(Dataset rows for apps and sites)
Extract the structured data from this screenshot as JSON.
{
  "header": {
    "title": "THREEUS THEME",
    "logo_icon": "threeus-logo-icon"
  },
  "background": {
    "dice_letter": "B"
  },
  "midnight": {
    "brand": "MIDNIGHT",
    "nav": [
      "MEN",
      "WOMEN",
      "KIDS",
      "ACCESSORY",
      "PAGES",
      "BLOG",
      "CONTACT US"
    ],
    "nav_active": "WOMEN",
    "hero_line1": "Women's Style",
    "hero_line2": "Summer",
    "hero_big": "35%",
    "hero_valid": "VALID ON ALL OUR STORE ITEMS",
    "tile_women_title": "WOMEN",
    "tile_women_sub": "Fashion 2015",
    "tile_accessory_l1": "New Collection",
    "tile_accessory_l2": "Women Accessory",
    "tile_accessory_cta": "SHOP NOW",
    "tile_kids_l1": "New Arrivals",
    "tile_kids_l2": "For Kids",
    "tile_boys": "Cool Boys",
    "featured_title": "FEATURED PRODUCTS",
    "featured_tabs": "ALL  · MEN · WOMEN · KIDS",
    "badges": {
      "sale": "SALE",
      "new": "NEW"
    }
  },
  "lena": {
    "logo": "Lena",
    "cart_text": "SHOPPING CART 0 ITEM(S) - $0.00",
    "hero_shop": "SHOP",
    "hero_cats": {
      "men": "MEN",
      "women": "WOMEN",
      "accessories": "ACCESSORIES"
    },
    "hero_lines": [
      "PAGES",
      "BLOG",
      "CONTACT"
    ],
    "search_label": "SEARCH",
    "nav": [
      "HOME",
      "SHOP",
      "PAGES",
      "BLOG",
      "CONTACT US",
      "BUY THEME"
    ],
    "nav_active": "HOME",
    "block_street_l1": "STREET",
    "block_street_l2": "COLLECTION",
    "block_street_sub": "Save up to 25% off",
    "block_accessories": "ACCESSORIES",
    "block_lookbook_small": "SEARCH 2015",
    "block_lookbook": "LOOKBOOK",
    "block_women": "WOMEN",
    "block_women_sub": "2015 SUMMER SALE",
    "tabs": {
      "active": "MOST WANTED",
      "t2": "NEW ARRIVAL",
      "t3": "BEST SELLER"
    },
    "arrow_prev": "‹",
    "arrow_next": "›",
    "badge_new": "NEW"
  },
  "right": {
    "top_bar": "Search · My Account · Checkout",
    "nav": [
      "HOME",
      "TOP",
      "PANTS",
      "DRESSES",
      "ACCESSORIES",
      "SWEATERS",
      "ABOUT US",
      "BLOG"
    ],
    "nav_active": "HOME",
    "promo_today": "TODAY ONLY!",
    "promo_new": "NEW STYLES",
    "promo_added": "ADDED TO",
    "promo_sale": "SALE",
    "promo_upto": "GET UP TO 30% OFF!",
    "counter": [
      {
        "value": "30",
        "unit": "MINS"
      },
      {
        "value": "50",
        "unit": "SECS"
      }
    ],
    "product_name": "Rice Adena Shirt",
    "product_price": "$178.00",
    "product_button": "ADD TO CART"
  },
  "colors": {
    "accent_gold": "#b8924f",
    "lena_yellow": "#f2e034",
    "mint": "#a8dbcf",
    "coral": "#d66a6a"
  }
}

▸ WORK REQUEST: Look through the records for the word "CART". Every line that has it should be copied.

▸ ANSWER SECTION:
    "cart_text": "SHOPPING CART 0 ITEM(S) - $0.00",
    "product_button": "ADD TO CART"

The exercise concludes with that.